# [PROBLEM TO WORK ON]
Once the pictures are set aside, reproduce the remaining data exactly.

Stored items:
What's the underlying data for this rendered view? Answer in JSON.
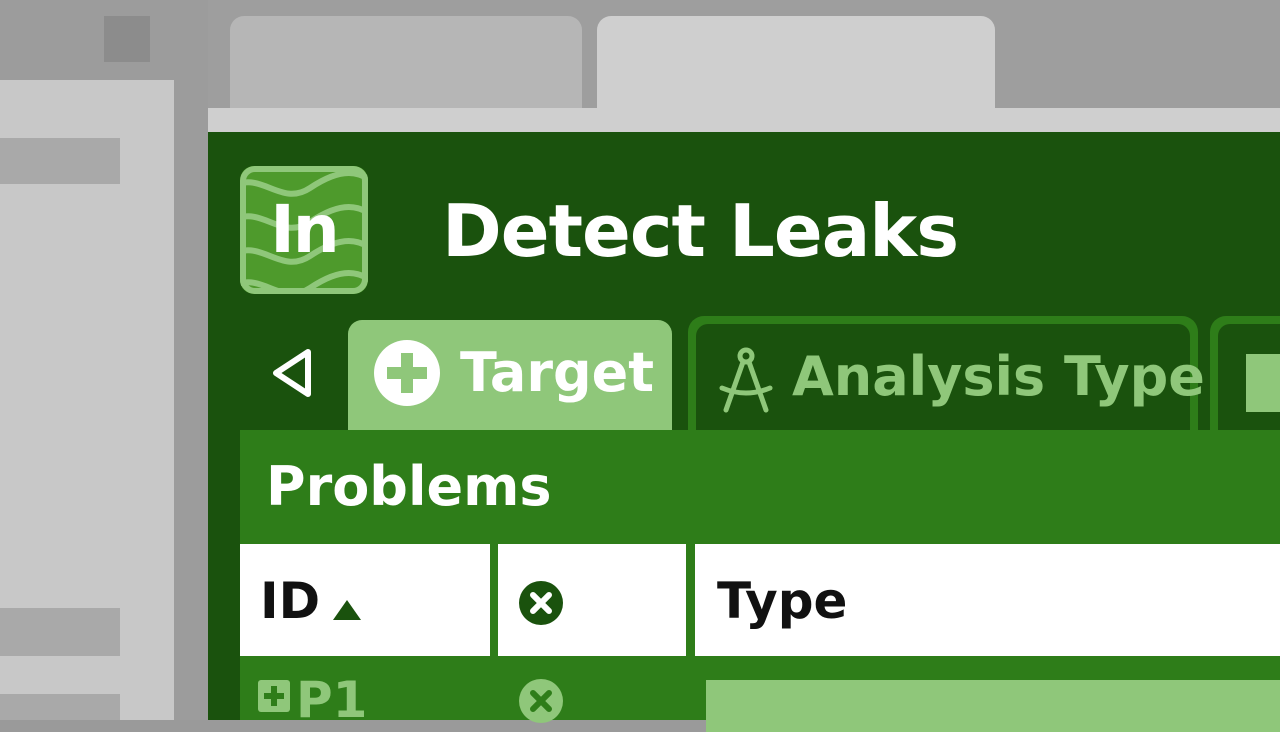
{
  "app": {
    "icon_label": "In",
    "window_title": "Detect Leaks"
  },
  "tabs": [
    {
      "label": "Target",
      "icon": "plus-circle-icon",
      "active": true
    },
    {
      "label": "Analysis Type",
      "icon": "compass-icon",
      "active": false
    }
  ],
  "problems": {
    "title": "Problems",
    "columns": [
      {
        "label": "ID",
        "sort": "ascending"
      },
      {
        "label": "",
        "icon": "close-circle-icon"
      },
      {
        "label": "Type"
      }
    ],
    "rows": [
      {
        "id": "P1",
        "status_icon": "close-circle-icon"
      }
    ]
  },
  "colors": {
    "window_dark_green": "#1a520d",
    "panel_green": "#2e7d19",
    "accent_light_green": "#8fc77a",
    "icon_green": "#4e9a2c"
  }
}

# [ANSWER TO THIS PROBLEM]
What's the underlying data for this rendered view? Answer in JSON.
{
  "app": {
    "icon_label": "In",
    "window_title": "Detect Leaks"
  },
  "tabs": [
    {
      "label": "Target",
      "icon": "plus-circle-icon",
      "active": true
    },
    {
      "label": "Analysis Type",
      "icon": "compass-icon",
      "active": false
    }
  ],
  "problems": {
    "title": "Problems",
    "columns": [
      {
        "label": "ID",
        "sort": "ascending"
      },
      {
        "label": "",
        "icon": "close-circle-icon"
      },
      {
        "label": "Type"
      }
    ],
    "rows": [
      {
        "id": "P1",
        "status_icon": "close-circle-icon"
      }
    ]
  },
  "colors": {
    "window_dark_green": "#1a520d",
    "panel_green": "#2e7d19",
    "accent_light_green": "#8fc77a",
    "icon_green": "#4e9a2c"
  }
}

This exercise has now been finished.